Work instruction -
Strip the pictures, then copy the remaining data exactly as it stands.

*** Input for this task ***

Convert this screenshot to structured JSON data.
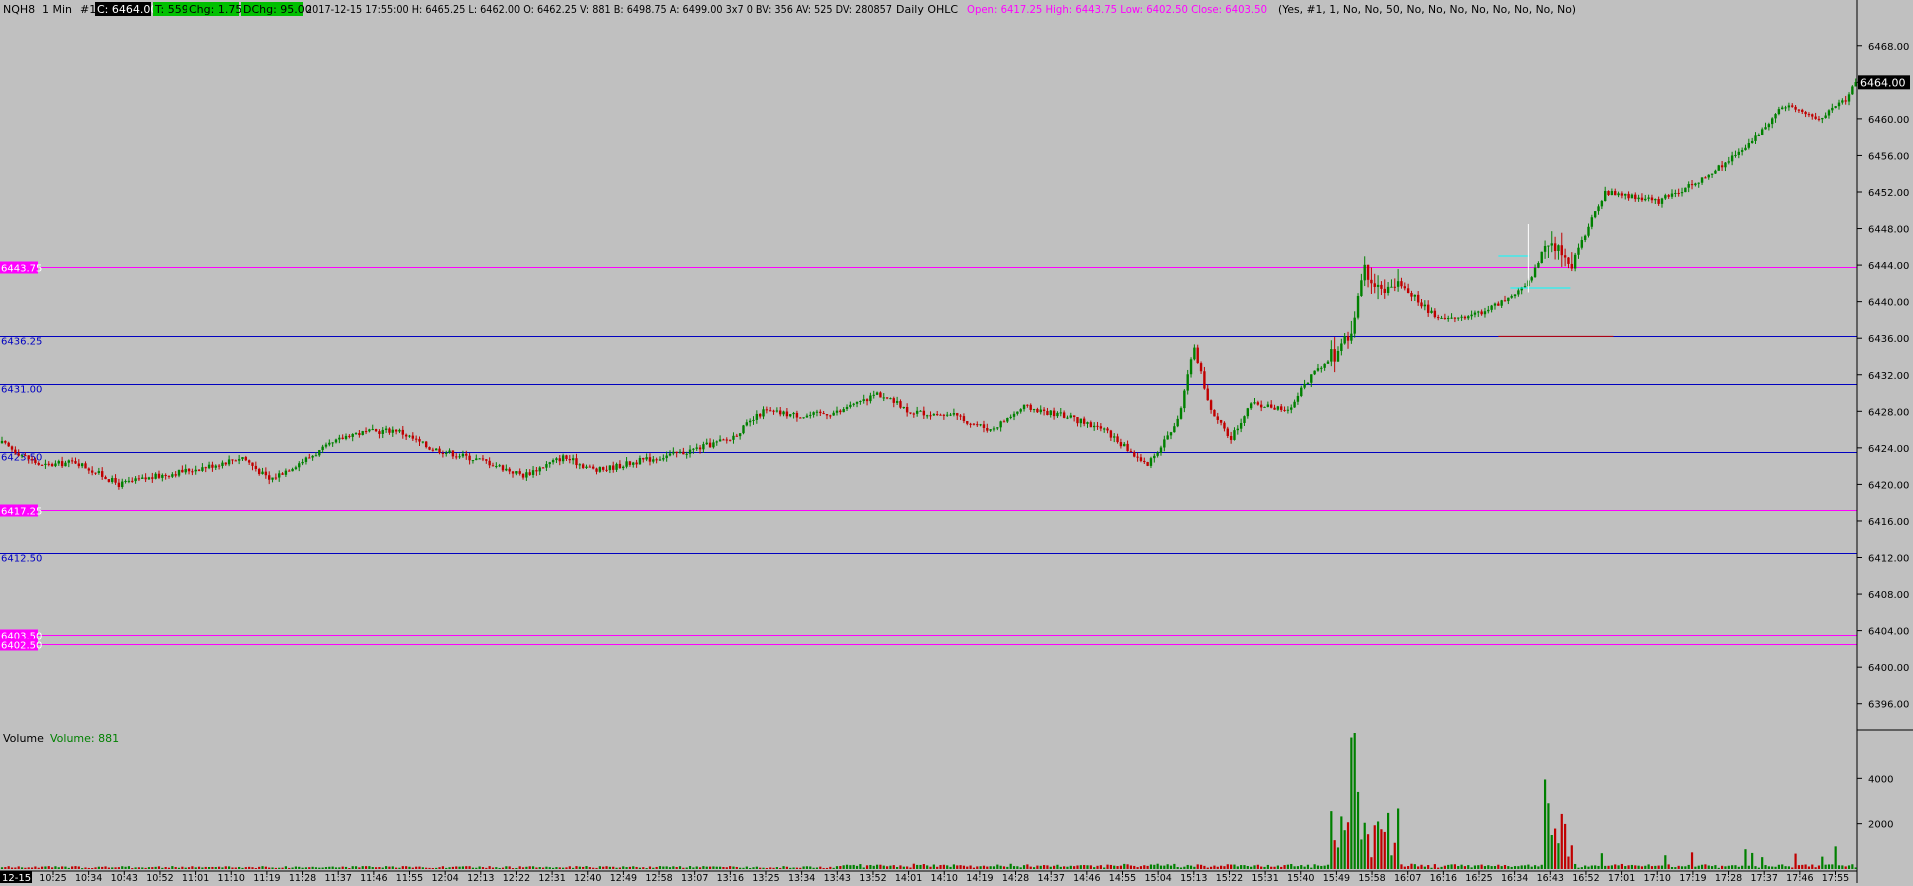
{
  "header": {
    "symbol": "NQH8",
    "interval": "1 Min",
    "chart_num": "#1",
    "last": "C: 6464.00",
    "ticks": "T: 559",
    "chg": "Chg: 1.75",
    "dchg": "DChg: 95.00",
    "stats": "2017-12-15 17:55:00 H: 6465.25 L: 6462.00 O: 6462.25 V: 881 B: 6498.75 A: 6499.00 3x7 0 BV: 356 AV: 525 DV: 280857",
    "study": "Daily OHLC",
    "ohlc": "Open: 6417.25  High: 6443.75  Low: 6402.50  Close: 6403.50",
    "params": "(Yes, #1, 1, No, No, 50, No, No, No, No, No, No, No, No)"
  },
  "colors": {
    "background": "#c0c0c0",
    "up": "#008000",
    "down": "#c00000",
    "daily_ohlc_line": "#ff00ff",
    "pivot_line": "#0000c0",
    "chg_badge": "#00c000",
    "cursor": "#ffffff",
    "crosshair": "#00ffff",
    "volume_text": "#008000"
  },
  "price_axis": {
    "ticks": [
      "6468.00",
      "6464.00",
      "6460.00",
      "6456.00",
      "6452.00",
      "6448.00",
      "6444.00",
      "6440.00",
      "6436.00",
      "6432.00",
      "6428.00",
      "6424.00",
      "6420.00",
      "6416.00",
      "6412.00",
      "6408.00",
      "6404.00",
      "6400.00",
      "6396.00"
    ],
    "current_label": "6464.00",
    "current_price": 6464.0
  },
  "levels": [
    {
      "price": 6443.75,
      "label": "6443.75",
      "kind": "ohlc"
    },
    {
      "price": 6436.25,
      "label": "6436.25",
      "kind": "pivot"
    },
    {
      "price": 6431.0,
      "label": "6431.00",
      "kind": "pivot"
    },
    {
      "price": 6423.5,
      "label": "6423.50",
      "kind": "pivot"
    },
    {
      "price": 6417.25,
      "label": "6417.25",
      "kind": "ohlc"
    },
    {
      "price": 6412.5,
      "label": "6412.50",
      "kind": "pivot"
    },
    {
      "price": 6403.5,
      "label": "6403.50",
      "kind": "ohlc"
    },
    {
      "price": 6402.5,
      "label": "6402.50",
      "kind": "ohlc"
    }
  ],
  "volume_panel": {
    "title": "Volume",
    "readout": "Volume: 881",
    "axis_ticks": [
      "4000",
      "2000"
    ]
  },
  "time_axis": {
    "first_label": "12-15",
    "labels": [
      "10:25",
      "10:34",
      "10:43",
      "10:52",
      "11:01",
      "11:10",
      "11:19",
      "11:28",
      "11:37",
      "11:46",
      "11:55",
      "12:04",
      "12:13",
      "12:22",
      "12:31",
      "12:40",
      "12:49",
      "12:58",
      "13:07",
      "13:16",
      "13:25",
      "13:34",
      "13:43",
      "13:52",
      "14:01",
      "14:10",
      "14:19",
      "14:28",
      "14:37",
      "14:46",
      "14:55",
      "15:04",
      "15:13",
      "15:22",
      "15:31",
      "15:40",
      "15:49",
      "15:58",
      "16:07",
      "16:16",
      "16:25",
      "16:34",
      "16:43",
      "16:52",
      "17:01",
      "17:10",
      "17:19",
      "17:28",
      "17:37",
      "17:46",
      "17:55"
    ]
  },
  "chart_data": {
    "type": "candlestick",
    "bar_interval": "1 Min",
    "bar_count": 450,
    "y_range": [
      6394,
      6470
    ],
    "volume_range": [
      0,
      6000
    ],
    "path_anchors": [
      [
        0,
        6424.5
      ],
      [
        12,
        6422.0
      ],
      [
        22,
        6422.5
      ],
      [
        35,
        6420.0
      ],
      [
        48,
        6421.0
      ],
      [
        62,
        6422.0
      ],
      [
        72,
        6423.0
      ],
      [
        80,
        6420.5
      ],
      [
        92,
        6423.0
      ],
      [
        104,
        6425.5
      ],
      [
        118,
        6426.0
      ],
      [
        128,
        6424.0
      ],
      [
        145,
        6422.5
      ],
      [
        156,
        6421.0
      ],
      [
        168,
        6423.0
      ],
      [
        178,
        6421.5
      ],
      [
        190,
        6422.5
      ],
      [
        204,
        6423.5
      ],
      [
        218,
        6425.0
      ],
      [
        228,
        6428.0
      ],
      [
        240,
        6427.5
      ],
      [
        252,
        6428.0
      ],
      [
        262,
        6430.0
      ],
      [
        272,
        6428.0
      ],
      [
        285,
        6427.5
      ],
      [
        296,
        6426.0
      ],
      [
        306,
        6428.5
      ],
      [
        318,
        6427.5
      ],
      [
        330,
        6426.0
      ],
      [
        343,
        6422.0
      ],
      [
        352,
        6427.0
      ],
      [
        357,
        6435.0
      ],
      [
        362,
        6428.0
      ],
      [
        368,
        6425.0
      ],
      [
        374,
        6429.0
      ],
      [
        385,
        6428.0
      ],
      [
        392,
        6432.0
      ],
      [
        400,
        6434.5
      ],
      [
        404,
        6437.0
      ],
      [
        408,
        6443.5
      ],
      [
        414,
        6441.0
      ],
      [
        420,
        6441.5
      ],
      [
        430,
        6438.0
      ],
      [
        440,
        6438.5
      ],
      [
        450,
        6440.0
      ],
      [
        456,
        6441.5
      ],
      [
        462,
        6446.0
      ],
      [
        470,
        6444.5
      ],
      [
        480,
        6452.0
      ],
      [
        496,
        6451.0
      ],
      [
        512,
        6454.0
      ],
      [
        522,
        6457.0
      ],
      [
        534,
        6461.5
      ],
      [
        544,
        6460.0
      ],
      [
        552,
        6462.0
      ],
      [
        555,
        6464.0
      ]
    ]
  }
}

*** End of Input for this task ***

Answer section -
Convert this screenshot to structured JSON data.
{
  "header": {
    "symbol": "NQH8",
    "interval": "1 Min",
    "chart_num": "#1",
    "last": "C: 6464.00",
    "ticks": "T: 559",
    "chg": "Chg: 1.75",
    "dchg": "DChg: 95.00",
    "stats": "2017-12-15 17:55:00 H: 6465.25 L: 6462.00 O: 6462.25 V: 881 B: 6498.75 A: 6499.00 3x7 0 BV: 356 AV: 525 DV: 280857",
    "study": "Daily OHLC",
    "ohlc": "Open: 6417.25  High: 6443.75  Low: 6402.50  Close: 6403.50",
    "params": "(Yes, #1, 1, No, No, 50, No, No, No, No, No, No, No, No)"
  },
  "colors": {
    "background": "#c0c0c0",
    "up": "#008000",
    "down": "#c00000",
    "daily_ohlc_line": "#ff00ff",
    "pivot_line": "#0000c0",
    "chg_badge": "#00c000",
    "cursor": "#ffffff",
    "crosshair": "#00ffff",
    "volume_text": "#008000"
  },
  "price_axis": {
    "ticks": [
      "6468.00",
      "6464.00",
      "6460.00",
      "6456.00",
      "6452.00",
      "6448.00",
      "6444.00",
      "6440.00",
      "6436.00",
      "6432.00",
      "6428.00",
      "6424.00",
      "6420.00",
      "6416.00",
      "6412.00",
      "6408.00",
      "6404.00",
      "6400.00",
      "6396.00"
    ],
    "current_label": "6464.00",
    "current_price": 6464.0
  },
  "levels": [
    {
      "price": 6443.75,
      "label": "6443.75",
      "kind": "ohlc"
    },
    {
      "price": 6436.25,
      "label": "6436.25",
      "kind": "pivot"
    },
    {
      "price": 6431.0,
      "label": "6431.00",
      "kind": "pivot"
    },
    {
      "price": 6423.5,
      "label": "6423.50",
      "kind": "pivot"
    },
    {
      "price": 6417.25,
      "label": "6417.25",
      "kind": "ohlc"
    },
    {
      "price": 6412.5,
      "label": "6412.50",
      "kind": "pivot"
    },
    {
      "price": 6403.5,
      "label": "6403.50",
      "kind": "ohlc"
    },
    {
      "price": 6402.5,
      "label": "6402.50",
      "kind": "ohlc"
    }
  ],
  "volume_panel": {
    "title": "Volume",
    "readout": "Volume: 881",
    "axis_ticks": [
      "4000",
      "2000"
    ]
  },
  "time_axis": {
    "first_label": "12-15",
    "labels": [
      "10:25",
      "10:34",
      "10:43",
      "10:52",
      "11:01",
      "11:10",
      "11:19",
      "11:28",
      "11:37",
      "11:46",
      "11:55",
      "12:04",
      "12:13",
      "12:22",
      "12:31",
      "12:40",
      "12:49",
      "12:58",
      "13:07",
      "13:16",
      "13:25",
      "13:34",
      "13:43",
      "13:52",
      "14:01",
      "14:10",
      "14:19",
      "14:28",
      "14:37",
      "14:46",
      "14:55",
      "15:04",
      "15:13",
      "15:22",
      "15:31",
      "15:40",
      "15:49",
      "15:58",
      "16:07",
      "16:16",
      "16:25",
      "16:34",
      "16:43",
      "16:52",
      "17:01",
      "17:10",
      "17:19",
      "17:28",
      "17:37",
      "17:46",
      "17:55"
    ]
  },
  "chart_data": {
    "type": "candlestick",
    "bar_interval": "1 Min",
    "bar_count": 450,
    "y_range": [
      6394,
      6470
    ],
    "volume_range": [
      0,
      6000
    ],
    "path_anchors": [
      [
        0,
        6424.5
      ],
      [
        12,
        6422.0
      ],
      [
        22,
        6422.5
      ],
      [
        35,
        6420.0
      ],
      [
        48,
        6421.0
      ],
      [
        62,
        6422.0
      ],
      [
        72,
        6423.0
      ],
      [
        80,
        6420.5
      ],
      [
        92,
        6423.0
      ],
      [
        104,
        6425.5
      ],
      [
        118,
        6426.0
      ],
      [
        128,
        6424.0
      ],
      [
        145,
        6422.5
      ],
      [
        156,
        6421.0
      ],
      [
        168,
        6423.0
      ],
      [
        178,
        6421.5
      ],
      [
        190,
        6422.5
      ],
      [
        204,
        6423.5
      ],
      [
        218,
        6425.0
      ],
      [
        228,
        6428.0
      ],
      [
        240,
        6427.5
      ],
      [
        252,
        6428.0
      ],
      [
        262,
        6430.0
      ],
      [
        272,
        6428.0
      ],
      [
        285,
        6427.5
      ],
      [
        296,
        6426.0
      ],
      [
        306,
        6428.5
      ],
      [
        318,
        6427.5
      ],
      [
        330,
        6426.0
      ],
      [
        343,
        6422.0
      ],
      [
        352,
        6427.0
      ],
      [
        357,
        6435.0
      ],
      [
        362,
        6428.0
      ],
      [
        368,
        6425.0
      ],
      [
        374,
        6429.0
      ],
      [
        385,
        6428.0
      ],
      [
        392,
        6432.0
      ],
      [
        400,
        6434.5
      ],
      [
        404,
        6437.0
      ],
      [
        408,
        6443.5
      ],
      [
        414,
        6441.0
      ],
      [
        420,
        6441.5
      ],
      [
        430,
        6438.0
      ],
      [
        440,
        6438.5
      ],
      [
        450,
        6440.0
      ],
      [
        456,
        6441.5
      ],
      [
        462,
        6446.0
      ],
      [
        470,
        6444.5
      ],
      [
        480,
        6452.0
      ],
      [
        496,
        6451.0
      ],
      [
        512,
        6454.0
      ],
      [
        522,
        6457.0
      ],
      [
        534,
        6461.5
      ],
      [
        544,
        6460.0
      ],
      [
        552,
        6462.0
      ],
      [
        555,
        6464.0
      ]
    ]
  }
}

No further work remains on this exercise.